= WORK TO BE COMPLETED =
Filter the entries, keeping every line with the string "location".

=== Section Start ===

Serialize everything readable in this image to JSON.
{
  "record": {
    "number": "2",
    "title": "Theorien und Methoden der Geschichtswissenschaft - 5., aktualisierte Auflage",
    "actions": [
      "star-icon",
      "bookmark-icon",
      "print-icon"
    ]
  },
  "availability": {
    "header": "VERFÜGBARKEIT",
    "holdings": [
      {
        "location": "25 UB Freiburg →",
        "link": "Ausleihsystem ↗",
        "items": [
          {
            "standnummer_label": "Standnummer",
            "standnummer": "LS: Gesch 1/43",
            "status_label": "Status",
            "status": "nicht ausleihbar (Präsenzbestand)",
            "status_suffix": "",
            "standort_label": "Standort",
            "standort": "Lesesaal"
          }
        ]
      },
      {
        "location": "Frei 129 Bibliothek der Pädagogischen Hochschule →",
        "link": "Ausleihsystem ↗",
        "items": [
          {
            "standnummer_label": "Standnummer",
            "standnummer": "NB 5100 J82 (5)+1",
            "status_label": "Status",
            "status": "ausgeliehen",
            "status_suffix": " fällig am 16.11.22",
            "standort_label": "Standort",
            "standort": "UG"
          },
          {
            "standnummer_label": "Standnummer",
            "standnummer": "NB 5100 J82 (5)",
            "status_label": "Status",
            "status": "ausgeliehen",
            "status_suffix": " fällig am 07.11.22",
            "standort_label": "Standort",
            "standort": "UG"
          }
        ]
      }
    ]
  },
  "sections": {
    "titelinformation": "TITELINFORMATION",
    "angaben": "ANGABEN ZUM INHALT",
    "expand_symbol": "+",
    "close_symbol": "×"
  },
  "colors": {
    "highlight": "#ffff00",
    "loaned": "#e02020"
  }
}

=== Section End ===

= ANSWER BOX =
        "location": "25 UB Freiburg →",
        "location": "Frei 129 Bibliothek der Pädagogischen Hochschule →",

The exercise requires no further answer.